Available data:

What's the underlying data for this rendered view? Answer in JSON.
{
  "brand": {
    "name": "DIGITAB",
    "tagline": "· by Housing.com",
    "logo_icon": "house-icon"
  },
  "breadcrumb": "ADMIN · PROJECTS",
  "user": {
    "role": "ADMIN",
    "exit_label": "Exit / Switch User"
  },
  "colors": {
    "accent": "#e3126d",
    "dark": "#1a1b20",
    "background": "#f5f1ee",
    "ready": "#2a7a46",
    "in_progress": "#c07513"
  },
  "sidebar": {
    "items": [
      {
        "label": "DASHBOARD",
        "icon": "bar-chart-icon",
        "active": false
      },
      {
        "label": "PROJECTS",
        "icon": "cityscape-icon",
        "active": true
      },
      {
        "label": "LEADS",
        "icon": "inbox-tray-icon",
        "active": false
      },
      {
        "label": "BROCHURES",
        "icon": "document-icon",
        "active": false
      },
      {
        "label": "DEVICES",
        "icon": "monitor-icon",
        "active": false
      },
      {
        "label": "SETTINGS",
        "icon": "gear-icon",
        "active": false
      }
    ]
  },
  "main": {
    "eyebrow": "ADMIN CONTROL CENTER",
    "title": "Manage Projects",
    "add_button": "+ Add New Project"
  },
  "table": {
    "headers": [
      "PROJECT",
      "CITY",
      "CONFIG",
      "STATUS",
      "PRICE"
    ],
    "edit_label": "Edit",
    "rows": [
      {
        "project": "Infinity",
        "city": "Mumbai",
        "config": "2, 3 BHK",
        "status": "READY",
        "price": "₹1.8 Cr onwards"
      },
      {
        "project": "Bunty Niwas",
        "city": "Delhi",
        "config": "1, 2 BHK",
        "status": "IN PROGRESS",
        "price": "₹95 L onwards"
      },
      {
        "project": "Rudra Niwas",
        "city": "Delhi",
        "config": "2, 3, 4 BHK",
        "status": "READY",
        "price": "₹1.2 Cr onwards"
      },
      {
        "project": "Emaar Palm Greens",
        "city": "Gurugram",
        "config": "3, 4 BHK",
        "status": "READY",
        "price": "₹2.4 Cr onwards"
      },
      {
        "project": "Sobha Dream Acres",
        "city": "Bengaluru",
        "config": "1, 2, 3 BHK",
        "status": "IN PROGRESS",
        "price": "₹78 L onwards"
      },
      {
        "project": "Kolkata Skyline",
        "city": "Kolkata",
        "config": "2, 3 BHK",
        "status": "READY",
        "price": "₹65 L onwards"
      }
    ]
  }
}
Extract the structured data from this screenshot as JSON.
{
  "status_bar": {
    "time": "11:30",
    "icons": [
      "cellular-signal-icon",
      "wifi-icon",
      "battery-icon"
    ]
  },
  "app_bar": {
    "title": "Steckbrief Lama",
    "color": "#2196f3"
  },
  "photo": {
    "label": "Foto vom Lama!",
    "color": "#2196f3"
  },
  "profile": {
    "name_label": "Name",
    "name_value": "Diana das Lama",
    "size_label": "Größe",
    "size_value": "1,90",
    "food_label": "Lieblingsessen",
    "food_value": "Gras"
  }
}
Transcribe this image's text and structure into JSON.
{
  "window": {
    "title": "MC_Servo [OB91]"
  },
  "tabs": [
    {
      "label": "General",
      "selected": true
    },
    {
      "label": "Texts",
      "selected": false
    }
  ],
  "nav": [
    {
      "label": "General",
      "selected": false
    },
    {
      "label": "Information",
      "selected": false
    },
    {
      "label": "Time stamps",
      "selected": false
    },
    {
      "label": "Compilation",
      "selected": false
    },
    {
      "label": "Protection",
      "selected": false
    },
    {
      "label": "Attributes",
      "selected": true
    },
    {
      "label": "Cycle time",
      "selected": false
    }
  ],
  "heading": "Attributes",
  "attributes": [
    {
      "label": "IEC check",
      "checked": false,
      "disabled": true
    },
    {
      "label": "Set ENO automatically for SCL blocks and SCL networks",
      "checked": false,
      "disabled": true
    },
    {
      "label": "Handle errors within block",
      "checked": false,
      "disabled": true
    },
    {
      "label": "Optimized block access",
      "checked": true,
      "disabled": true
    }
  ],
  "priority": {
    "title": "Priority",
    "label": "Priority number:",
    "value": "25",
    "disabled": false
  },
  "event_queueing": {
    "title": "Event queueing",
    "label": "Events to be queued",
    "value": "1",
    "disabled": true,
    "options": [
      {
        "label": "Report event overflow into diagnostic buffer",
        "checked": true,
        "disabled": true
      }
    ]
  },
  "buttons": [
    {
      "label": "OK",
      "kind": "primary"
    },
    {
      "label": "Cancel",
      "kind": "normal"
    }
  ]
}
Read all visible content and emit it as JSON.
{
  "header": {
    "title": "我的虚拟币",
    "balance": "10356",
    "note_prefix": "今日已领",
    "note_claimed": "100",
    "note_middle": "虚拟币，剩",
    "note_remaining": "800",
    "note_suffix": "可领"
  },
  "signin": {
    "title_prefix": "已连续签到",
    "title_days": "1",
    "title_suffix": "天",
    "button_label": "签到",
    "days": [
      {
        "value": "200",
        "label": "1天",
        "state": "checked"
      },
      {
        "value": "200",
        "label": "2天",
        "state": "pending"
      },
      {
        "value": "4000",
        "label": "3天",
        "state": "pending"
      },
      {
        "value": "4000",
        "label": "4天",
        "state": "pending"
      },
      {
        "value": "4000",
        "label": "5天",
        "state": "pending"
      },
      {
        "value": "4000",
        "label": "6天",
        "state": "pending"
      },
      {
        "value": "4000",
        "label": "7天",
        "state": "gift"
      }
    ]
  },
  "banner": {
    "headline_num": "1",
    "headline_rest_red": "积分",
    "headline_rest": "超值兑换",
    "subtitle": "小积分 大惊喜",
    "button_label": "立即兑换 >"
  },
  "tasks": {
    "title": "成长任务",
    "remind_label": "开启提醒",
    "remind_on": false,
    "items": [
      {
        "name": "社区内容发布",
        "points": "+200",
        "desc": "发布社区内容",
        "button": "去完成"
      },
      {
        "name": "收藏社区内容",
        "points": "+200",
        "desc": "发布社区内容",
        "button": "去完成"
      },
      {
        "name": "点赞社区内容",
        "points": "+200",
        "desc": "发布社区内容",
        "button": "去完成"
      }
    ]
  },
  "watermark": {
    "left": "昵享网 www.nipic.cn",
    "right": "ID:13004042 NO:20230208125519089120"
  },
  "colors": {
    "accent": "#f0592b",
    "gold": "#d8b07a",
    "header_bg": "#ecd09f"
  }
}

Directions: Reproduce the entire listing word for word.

Your response:
What's the underlying data for this rendered view? Answer in JSON.
{
  "brand": {
    "name": "DIGITAB",
    "tagline": "· by Housing.com",
    "logo_icon": "house-icon"
  },
  "breadcrumb": "ADMIN · PROJECTS",
  "user": {
    "role": "ADMIN",
    "exit_label": "Exit / Switch User"
  },
  "colors": {
    "accent": "#e3126d",
    "dark": "#1a1b20",
    "background": "#f5f1ee",
    "ready": "#2a7a46",
    "in_progress": "#c07513"
  },
  "sidebar": {
    "items": [
      {
        "label": "DASHBOARD",
        "icon": "bar-chart-icon",
        "active": false
      },
      {
        "label": "PROJECTS",
        "icon": "cityscape-icon",
        "active": true
      },
      {
        "label": "LEADS",
        "icon": "inbox-tray-icon",
        "active": false
      },
      {
        "label": "BROCHURES",
        "icon": "document-icon",
        "active": false
      },
      {
        "label": "DEVICES",
        "icon": "monitor-icon",
        "active": false
      },
      {
        "label": "SETTINGS",
        "icon": "gear-icon",
        "active": false
      }
    ]
  },
  "main": {
    "eyebrow": "ADMIN CONTROL CENTER",
    "title": "Manage Projects",
    "add_button": "+ Add New Project"
  },
  "table": {
    "headers": [
      "PROJECT",
      "CITY",
      "CONFIG",
      "STATUS",
      "PRICE"
    ],
    "edit_label": "Edit",
    "rows": [
      {
        "project": "Infinity",
        "city": "Mumbai",
        "config": "2, 3 BHK",
        "status": "READY",
        "price": "₹1.8 Cr onwards"
      },
      {
        "project": "Bunty Niwas",
        "city": "Delhi",
        "config": "1, 2 BHK",
        "status": "IN PROGRESS",
        "price": "₹95 L onwards"
      },
      {
        "project": "Rudra Niwas",
        "city": "Delhi",
        "config": "2, 3, 4 BHK",
        "status": "READY",
        "price": "₹1.2 Cr onwards"
      },
      {
        "project": "Emaar Palm Greens",
        "city": "Gurugram",
        "config": "3, 4 BHK",
        "status": "READY",
        "price": "₹2.4 Cr onwards"
      },
      {
        "project": "Sobha Dream Acres",
        "city": "Bengaluru",
        "config": "1, 2, 3 BHK",
        "status": "IN PROGRESS",
        "price": "₹78 L onwards"
      },
      {
        "project": "Kolkata Skyline",
        "city": "Kolkata",
        "config": "2, 3 BHK",
        "status": "READY",
        "price": "₹65 L onwards"
      }
    ]
  }
}
Extract the structured data from this screenshot as JSON.
{
  "status_bar": {
    "time": "11:30",
    "icons": [
      "cellular-signal-icon",
      "wifi-icon",
      "battery-icon"
    ]
  },
  "app_bar": {
    "title": "Steckbrief Lama",
    "color": "#2196f3"
  },
  "photo": {
    "label": "Foto vom Lama!",
    "color": "#2196f3"
  },
  "profile": {
    "name_label": "Name",
    "name_value": "Diana das Lama",
    "size_label": "Größe",
    "size_value": "1,90",
    "food_label": "Lieblingsessen",
    "food_value": "Gras"
  }
}
Transcribe this image's text and structure into JSON.
{
  "window": {
    "title": "MC_Servo [OB91]"
  },
  "tabs": [
    {
      "label": "General",
      "selected": true
    },
    {
      "label": "Texts",
      "selected": false
    }
  ],
  "nav": [
    {
      "label": "General",
      "selected": false
    },
    {
      "label": "Information",
      "selected": false
    },
    {
      "label": "Time stamps",
      "selected": false
    },
    {
      "label": "Compilation",
      "selected": false
    },
    {
      "label": "Protection",
      "selected": false
    },
    {
      "label": "Attributes",
      "selected": true
    },
    {
      "label": "Cycle time",
      "selected": false
    }
  ],
  "heading": "Attributes",
  "attributes": [
    {
      "label": "IEC check",
      "checked": false,
      "disabled": true
    },
    {
      "label": "Set ENO automatically for SCL blocks and SCL networks",
      "checked": false,
      "disabled": true
    },
    {
      "label": "Handle errors within block",
      "checked": false,
      "disabled": true
    },
    {
      "label": "Optimized block access",
      "checked": true,
      "disabled": true
    }
  ],
  "priority": {
    "title": "Priority",
    "label": "Priority number:",
    "value": "25",
    "disabled": false
  },
  "event_queueing": {
    "title": "Event queueing",
    "label": "Events to be queued",
    "value": "1",
    "disabled": true,
    "options": [
      {
        "label": "Report event overflow into diagnostic buffer",
        "checked": true,
        "disabled": true
      }
    ]
  },
  "buttons": [
    {
      "label": "OK",
      "kind": "primary"
    },
    {
      "label": "Cancel",
      "kind": "normal"
    }
  ]
}
Read all visible content and emit it as JSON.
{
  "header": {
    "title": "我的虚拟币",
    "balance": "10356",
    "note_prefix": "今日已领",
    "note_claimed": "100",
    "note_middle": "虚拟币，剩",
    "note_remaining": "800",
    "note_suffix": "可领"
  },
  "signin": {
    "title_prefix": "已连续签到",
    "title_days": "1",
    "title_suffix": "天",
    "button_label": "签到",
    "days": [
      {
        "value": "200",
        "label": "1天",
        "state": "checked"
      },
      {
        "value": "200",
        "label": "2天",
        "state": "pending"
      },
      {
        "value": "4000",
        "label": "3天",
        "state": "pending"
      },
      {
        "value": "4000",
        "label": "4天",
        "state": "pending"
      },
      {
        "value": "4000",
        "label": "5天",
        "state": "pending"
      },
      {
        "value": "4000",
        "label": "6天",
        "state": "pending"
      },
      {
        "value": "4000",
        "label": "7天",
        "state": "gift"
      }
    ]
  },
  "banner": {
    "headline_num": "1",
    "headline_rest_red": "积分",
    "headline_rest": "超值兑换",
    "subtitle": "小积分 大惊喜",
    "button_label": "立即兑换 >"
  },
  "tasks": {
    "title": "成长任务",
    "remind_label": "开启提醒",
    "remind_on": false,
    "items": [
      {
        "name": "社区内容发布",
        "points": "+200",
        "desc": "发布社区内容",
        "button": "去完成"
      },
      {
        "name": "收藏社区内容",
        "points": "+200",
        "desc": "发布社区内容",
        "button": "去完成"
      },
      {
        "name": "点赞社区内容",
        "points": "+200",
        "desc": "发布社区内容",
        "button": "去完成"
      }
    ]
  },
  "watermark": {
    "left": "昵享网 www.nipic.cn",
    "right": "ID:13004042 NO:20230208125519089120"
  },
  "colors": {
    "accent": "#f0592b",
    "gold": "#d8b07a",
    "header_bg": "#ecd09f"
  }
}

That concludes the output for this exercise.